4. Consider your own personal goals and need for growth. If you are finding yourself feeling “burned out” spend some time asking the Lord, “Why am I feeling this way?” or “What am I doing regularly that is negatively impacting my life?”
It may be that you are spending too much time away from home, or not enough in devotional time. It will be different for everyone, but now is the time to plan out how you will not continue to do these same things. You don’t have to feel tired, depressed, worn out, etc. all the time.
This is also a great time to consider the needs of your family. Just as the seasons change, so do the needs of family. Each year brings its’ own set of problems and challenges, and so as you prayerfully plan your budget, calendar out events, and set your personal goals, also consider how your family has changed in the past year. Avoid excessive activity, and build in family time, or special time with a child that may need some extra attention. Your first responsibility is to your family, and then to ministry.
New Year’s Resolutions
For a person to keep a New Years’ resolution it has to be rooted in the person having a genuine need and the person seeing the benefit of keeping the resolution. Your praying, planning, budgeting will bring needed resolutions to your attention that if you make these changes will help you to be healthier, happier, more rested, and growing as a person.
5. Review the previous year. I keep a journal where I record detailed notes of meetings, planning lists, journal entries, ideas etc. and I when I go through this time of planning, I review these journals from the previous year. I am reminded of ideas that I had forgotten about, people I need to develop relationships with, projects that have been completed (or not completed), or even goals that have been met.
These journals are encouraging because I am able to see how God has answered prayer, provided what was needed to complete various ministry projects, and carried me through one more year of ministry. They are a reminder of God’s faithfulness.
Unlike a previous year’s calendar, a journal reminds me of thoughts and feelings. There are some items and information that I will transfer from an older journal to a new one, but for the most part each journal is a step forward into a new year.
Regardless of your method, how will you review the previous year?
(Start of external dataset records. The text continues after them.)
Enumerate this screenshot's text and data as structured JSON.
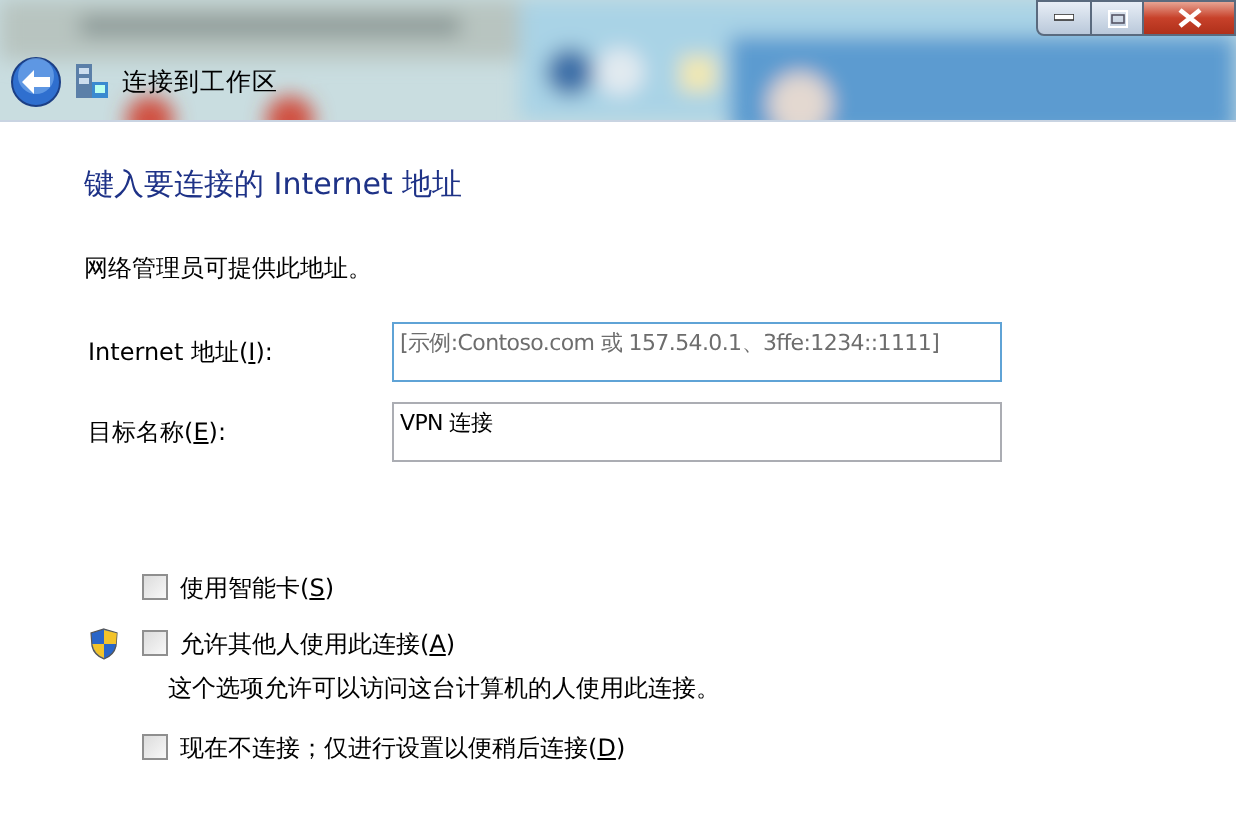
{
  "window": {
    "title": "连接到工作区"
  },
  "heading": "键入要连接的 Internet 地址",
  "note": "网络管理员可提供此地址。",
  "fields": [
    {
      "label": {
        "before": "Internet 地址(",
        "key": "I",
        "after": "):"
      },
      "placeholder": "[示例:Contoso.com 或 157.54.0.1、3ffe:1234::1111]",
      "focused": true
    },
    {
      "label": {
        "before": "目标名称(",
        "key": "E",
        "after": "):"
      },
      "value": "VPN 连接",
      "focused": false
    }
  ],
  "options": [
    {
      "label": {
        "before": "使用智能卡(",
        "key": "S",
        "after": ")"
      },
      "checked": false,
      "shield": false
    },
    {
      "label": {
        "before": "允许其他人使用此连接(",
        "key": "A",
        "after": ")"
      },
      "checked": false,
      "shield": true,
      "description": "这个选项允许可以访问这台计算机的人使用此连接。"
    },
    {
      "label": {
        "before": "现在不连接；仅进行设置以便稍后连接(",
        "key": "D",
        "after": ")"
      },
      "checked": false,
      "shield": false
    }
  ]
}
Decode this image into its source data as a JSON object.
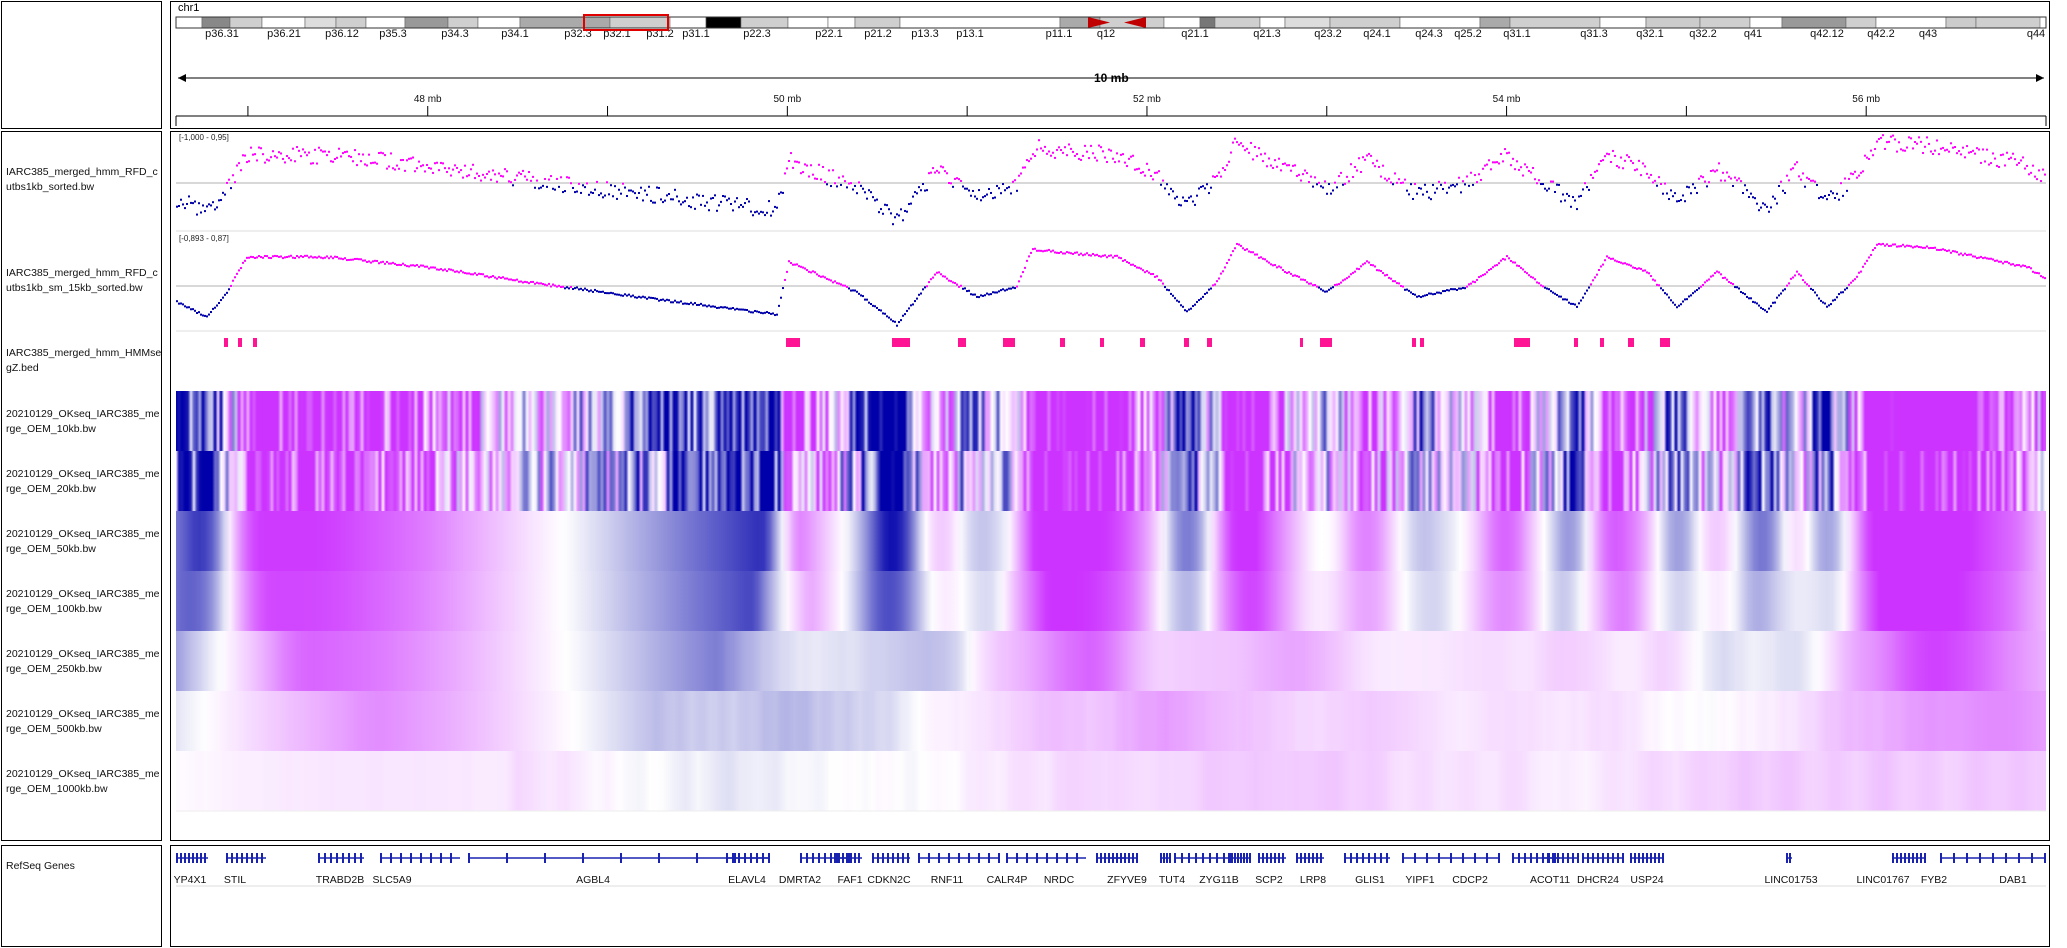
{
  "chromosome": "chr1",
  "span_label": "10 mb",
  "ideogram_bands": [
    {
      "label": "p36.31",
      "shade": "#bbbbbb"
    },
    {
      "label": "p36.21",
      "shade": "#888888"
    },
    {
      "label": "p36.12",
      "shade": "#999999"
    },
    {
      "label": "p35.3",
      "shade": "#aaaaaa"
    },
    {
      "label": "p34.3",
      "shade": "#dddddd"
    },
    {
      "label": "p34.1",
      "shade": "#cccccc"
    },
    {
      "label": "p32.3",
      "shade": "#555555"
    },
    {
      "label": "p32.1",
      "shade": "#999999"
    },
    {
      "label": "p31.2",
      "shade": "#777777"
    },
    {
      "label": "p31.1",
      "shade": "#000000"
    },
    {
      "label": "p22.3",
      "shade": "#aaaaaa"
    },
    {
      "label": "p22.1",
      "shade": "#333333"
    },
    {
      "label": "p21.2",
      "shade": "#555555"
    },
    {
      "label": "p13.3",
      "shade": "#000000"
    },
    {
      "label": "p13.1",
      "shade": "#999999"
    },
    {
      "label": "p11.1",
      "shade": "#888888"
    },
    {
      "label": "q12",
      "shade": "#ffffff"
    },
    {
      "label": "q21.1",
      "shade": "#888888"
    },
    {
      "label": "q21.3",
      "shade": "#666666"
    },
    {
      "label": "q23.2",
      "shade": "#aaaaaa"
    },
    {
      "label": "q24.1",
      "shade": "#777777"
    },
    {
      "label": "q24.3",
      "shade": "#444444"
    },
    {
      "label": "q25.2",
      "shade": "#777777"
    },
    {
      "label": "q31.1",
      "shade": "#000000"
    },
    {
      "label": "q31.3",
      "shade": "#000000"
    },
    {
      "label": "q32.1",
      "shade": "#dddddd"
    },
    {
      "label": "q32.2",
      "shade": "#aaaaaa"
    },
    {
      "label": "q41",
      "shade": "#000000"
    },
    {
      "label": "q42.12",
      "shade": "#aaaaaa"
    },
    {
      "label": "q42.2",
      "shade": "#888888"
    },
    {
      "label": "q43",
      "shade": "#444444"
    },
    {
      "label": "q44",
      "shade": "#cccccc"
    }
  ],
  "ruler": {
    "ticks": [
      "48 mb",
      "50 mb",
      "52 mb",
      "54 mb",
      "56 mb"
    ],
    "mb_start": 46.6,
    "mb_end": 57.0
  },
  "tracks": {
    "rfd_1kb": {
      "name": "IARC385_merged_hmm_RFD_cutbs1kb_sorted.bw",
      "range": "[-1,000 - 0,95]"
    },
    "rfd_15kb": {
      "name": "IARC385_merged_hmm_RFD_cutbs1kb_sm_15kb_sorted.bw",
      "range": "[-0,893 - 0,87]"
    },
    "hmmseg": {
      "name": "IARC385_merged_hmm_HMMsegZ.bed"
    },
    "oem": [
      {
        "name": "20210129_OKseq_IARC385_merge_OEM_10kb.bw"
      },
      {
        "name": "20210129_OKseq_IARC385_merge_OEM_20kb.bw"
      },
      {
        "name": "20210129_OKseq_IARC385_merge_OEM_50kb.bw"
      },
      {
        "name": "20210129_OKseq_IARC385_merge_OEM_100kb.bw"
      },
      {
        "name": "20210129_OKseq_IARC385_merge_OEM_250kb.bw"
      },
      {
        "name": "20210129_OKseq_IARC385_merge_OEM_500kb.bw"
      },
      {
        "name": "20210129_OKseq_IARC385_merge_OEM_1000kb.bw"
      }
    ],
    "genes": {
      "name": "RefSeq Genes"
    }
  },
  "genes": [
    "YP4X1",
    "STIL",
    "TRABD2B",
    "SLC5A9",
    "AGBL4",
    "ELAVL4",
    "DMRTA2",
    "FAF1",
    "CDKN2C",
    "RNF11",
    "CALR4P",
    "NRDC",
    "ZFYVE9",
    "TUT4",
    "ZYG11B",
    "SCP2",
    "LRP8",
    "GLIS1",
    "YIPF1",
    "CDCP2",
    "ACOT11",
    "DHCR24",
    "USP24",
    "LINC01753",
    "LINC01767",
    "FYB2",
    "DAB1"
  ],
  "colors": {
    "forward": "#ff00ff",
    "reverse": "#0000aa",
    "segment": "#ff1493",
    "gene": "#1a23b0",
    "heat_high": "#cc33ff",
    "heat_low": "#0000aa"
  }
}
Do we just say it is a “one off,” and treat 2021 like 2019 and pretend 2020 really didn’t happen?
6. Contentment but not Satisfaction. This is not about “we had 20 last year, so this year I want to have 40.” Or “we had 6 groups last year, so this year I want to have 12!” Wanting more people, money or equipment simply because that’s how the world measures success is not a good way of determining a direction in ministry. This method is rooted in pride and will be quickly abandoned when things get difficult.
Before Covid-19 many church leaders measured success by how many backsides were in the pew, and how many dollars were in the plate. Now we are talking about virtual services and giving online. Covid-19 has taught us new ways of measuring success, such as “engagement,” and “relationship building.” But, this is really as it has always been since the time of the early church, we just needed a pandemic to bring us back into focus.
Let me be of encouragement to you, that God loves you, has a purpose and plan for your life and this coming year is going to be a year of recovery and re-building. As we all are beginning to come out of our post-apocalyptic bunkers, know that God will reward our faithfulness to Him.
 1 Timothy 3:4